Despite the substantial fall in GDP, the unemployment rate is expected to rise only about two percentage points to 9.3% in 2020 from recent lows of 7.4%. That compares with forecasts of a much sharper rise in unemployment in the United States.
“While the lion’s share of this year’s U.S. fiscal stimulus is geared toward smoothing household income through labour market dislocations, European governments have provided firms with wage guarantees and expanded short-time work incentives to reduce labour market dislocations,” economists at JP Morgan said.
That does not include the 20 billion euros per month of purchases already announced in response to a slowdown that had taken hold well before the coronavirus hit Europe. The poll forecast the ECB’s balance sheet, currently at around 5 trillion euros, would expand to 6.5 trillion euros by year-end.
“Monetary policy will be almost maxed out before this recession ends,” Citi’s Giani said.
“At the moment, it has the objective of making the usage of fiscal policy easier.

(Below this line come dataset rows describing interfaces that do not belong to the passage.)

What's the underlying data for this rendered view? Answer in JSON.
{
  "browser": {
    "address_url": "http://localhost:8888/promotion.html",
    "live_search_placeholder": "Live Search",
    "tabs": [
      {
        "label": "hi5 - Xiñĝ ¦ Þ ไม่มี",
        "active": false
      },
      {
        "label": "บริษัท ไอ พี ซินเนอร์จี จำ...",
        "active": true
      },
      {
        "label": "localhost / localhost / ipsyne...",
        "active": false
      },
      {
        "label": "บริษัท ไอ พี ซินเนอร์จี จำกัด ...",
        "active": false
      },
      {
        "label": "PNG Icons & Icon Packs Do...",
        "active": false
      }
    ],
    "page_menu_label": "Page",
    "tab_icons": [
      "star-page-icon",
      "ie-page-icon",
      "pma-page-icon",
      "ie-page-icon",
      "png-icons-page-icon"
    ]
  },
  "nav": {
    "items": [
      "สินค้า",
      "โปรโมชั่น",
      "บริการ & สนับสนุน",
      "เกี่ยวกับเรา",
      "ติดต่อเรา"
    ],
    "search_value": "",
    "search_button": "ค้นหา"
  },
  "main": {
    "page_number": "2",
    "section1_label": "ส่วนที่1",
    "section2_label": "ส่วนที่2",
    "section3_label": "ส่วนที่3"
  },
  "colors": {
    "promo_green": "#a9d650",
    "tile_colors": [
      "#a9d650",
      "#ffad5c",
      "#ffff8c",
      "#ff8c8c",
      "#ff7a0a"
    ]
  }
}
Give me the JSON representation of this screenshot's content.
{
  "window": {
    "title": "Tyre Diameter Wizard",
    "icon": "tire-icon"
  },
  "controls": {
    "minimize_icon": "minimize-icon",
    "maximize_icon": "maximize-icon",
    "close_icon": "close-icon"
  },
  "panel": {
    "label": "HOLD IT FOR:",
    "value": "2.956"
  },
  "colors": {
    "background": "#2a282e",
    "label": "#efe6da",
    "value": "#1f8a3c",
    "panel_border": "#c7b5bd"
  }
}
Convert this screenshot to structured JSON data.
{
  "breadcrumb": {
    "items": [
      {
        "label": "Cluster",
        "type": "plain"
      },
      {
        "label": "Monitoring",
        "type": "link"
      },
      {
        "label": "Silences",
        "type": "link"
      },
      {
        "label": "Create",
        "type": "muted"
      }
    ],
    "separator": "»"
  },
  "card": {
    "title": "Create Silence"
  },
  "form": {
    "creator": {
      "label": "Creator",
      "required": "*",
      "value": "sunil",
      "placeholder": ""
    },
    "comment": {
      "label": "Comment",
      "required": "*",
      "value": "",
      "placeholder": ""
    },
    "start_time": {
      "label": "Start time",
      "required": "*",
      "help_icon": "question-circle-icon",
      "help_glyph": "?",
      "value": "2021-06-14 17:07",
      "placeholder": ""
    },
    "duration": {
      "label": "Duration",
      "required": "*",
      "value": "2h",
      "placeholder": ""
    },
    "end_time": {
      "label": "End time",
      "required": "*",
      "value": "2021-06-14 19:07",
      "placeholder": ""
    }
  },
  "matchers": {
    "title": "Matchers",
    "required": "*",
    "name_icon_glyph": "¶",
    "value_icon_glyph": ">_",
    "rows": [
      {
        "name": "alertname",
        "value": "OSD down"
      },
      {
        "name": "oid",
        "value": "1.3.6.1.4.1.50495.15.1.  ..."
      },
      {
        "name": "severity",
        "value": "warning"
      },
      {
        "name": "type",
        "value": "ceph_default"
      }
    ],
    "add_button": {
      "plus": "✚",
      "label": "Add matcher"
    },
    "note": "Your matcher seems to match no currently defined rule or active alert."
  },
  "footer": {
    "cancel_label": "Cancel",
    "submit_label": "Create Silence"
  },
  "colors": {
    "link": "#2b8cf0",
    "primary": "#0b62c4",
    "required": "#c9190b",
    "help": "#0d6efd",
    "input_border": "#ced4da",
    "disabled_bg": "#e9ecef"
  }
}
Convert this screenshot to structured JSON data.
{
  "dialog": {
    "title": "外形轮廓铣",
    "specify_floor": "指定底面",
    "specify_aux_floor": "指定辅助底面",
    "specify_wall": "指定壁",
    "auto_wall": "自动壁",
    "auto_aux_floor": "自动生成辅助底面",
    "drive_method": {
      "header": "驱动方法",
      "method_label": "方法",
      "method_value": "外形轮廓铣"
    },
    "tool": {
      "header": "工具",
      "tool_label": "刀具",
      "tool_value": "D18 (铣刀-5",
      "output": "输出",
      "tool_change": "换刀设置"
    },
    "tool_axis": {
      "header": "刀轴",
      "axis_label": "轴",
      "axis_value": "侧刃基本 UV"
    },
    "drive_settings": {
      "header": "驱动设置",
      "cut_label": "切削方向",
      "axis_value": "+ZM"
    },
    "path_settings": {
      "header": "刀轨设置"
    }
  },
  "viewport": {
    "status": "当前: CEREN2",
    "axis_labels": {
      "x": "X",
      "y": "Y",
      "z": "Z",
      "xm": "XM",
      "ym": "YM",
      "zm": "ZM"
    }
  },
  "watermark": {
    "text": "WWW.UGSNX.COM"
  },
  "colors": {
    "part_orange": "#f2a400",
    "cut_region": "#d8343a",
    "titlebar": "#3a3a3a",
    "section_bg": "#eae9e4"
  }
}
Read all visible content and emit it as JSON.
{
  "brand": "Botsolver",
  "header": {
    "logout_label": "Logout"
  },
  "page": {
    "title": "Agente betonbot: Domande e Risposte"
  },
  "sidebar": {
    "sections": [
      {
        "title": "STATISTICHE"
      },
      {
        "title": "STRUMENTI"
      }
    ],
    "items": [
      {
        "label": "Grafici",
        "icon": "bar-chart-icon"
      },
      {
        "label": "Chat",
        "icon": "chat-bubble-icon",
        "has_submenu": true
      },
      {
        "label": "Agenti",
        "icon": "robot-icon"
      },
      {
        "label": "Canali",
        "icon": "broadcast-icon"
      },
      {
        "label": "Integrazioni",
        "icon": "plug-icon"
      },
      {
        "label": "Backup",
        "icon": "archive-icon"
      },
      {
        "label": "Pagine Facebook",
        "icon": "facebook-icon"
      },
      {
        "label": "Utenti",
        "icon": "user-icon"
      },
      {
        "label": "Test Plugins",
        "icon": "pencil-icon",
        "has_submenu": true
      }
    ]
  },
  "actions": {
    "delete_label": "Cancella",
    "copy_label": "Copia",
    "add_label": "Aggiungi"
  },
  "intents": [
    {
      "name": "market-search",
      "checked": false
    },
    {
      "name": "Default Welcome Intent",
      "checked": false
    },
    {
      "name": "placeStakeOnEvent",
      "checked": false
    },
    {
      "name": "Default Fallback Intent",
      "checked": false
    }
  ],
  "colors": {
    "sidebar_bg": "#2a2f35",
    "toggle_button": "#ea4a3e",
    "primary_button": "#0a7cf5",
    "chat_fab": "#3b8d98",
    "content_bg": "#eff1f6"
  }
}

The ECB can do this by increasing the size of purchases and extending it beyond this year.”
More than two-thirds of 28 economists said the ECB was likely to follow the U.S. Federal Reserve’s example by adding to its shopping list corporate bonds that have lost investment grade status during the crisis, referred to by some as “fallen angels”.
“By buying fallen angels, the ECB can limit the fall-out of the pandemic,” Spyros Andreopoulos, senior European economist at BNP Paribas, said.
“It is a way to reach a broader segment of corporates – a segment that may increase in size now that the ECB recognises the impact of the pandemic will stretch into the medium-term.”
But this could expose the ECB to even more criticism when it is already dealing with a German Constitutional Court ruling that the central bank would have to prove its bond-buying programme was necessary and proportional.
Over 75% of respondents who answered an additional question – 22 of 29 – said that ruling would not have a long-term impact on the way the ECB sets policy.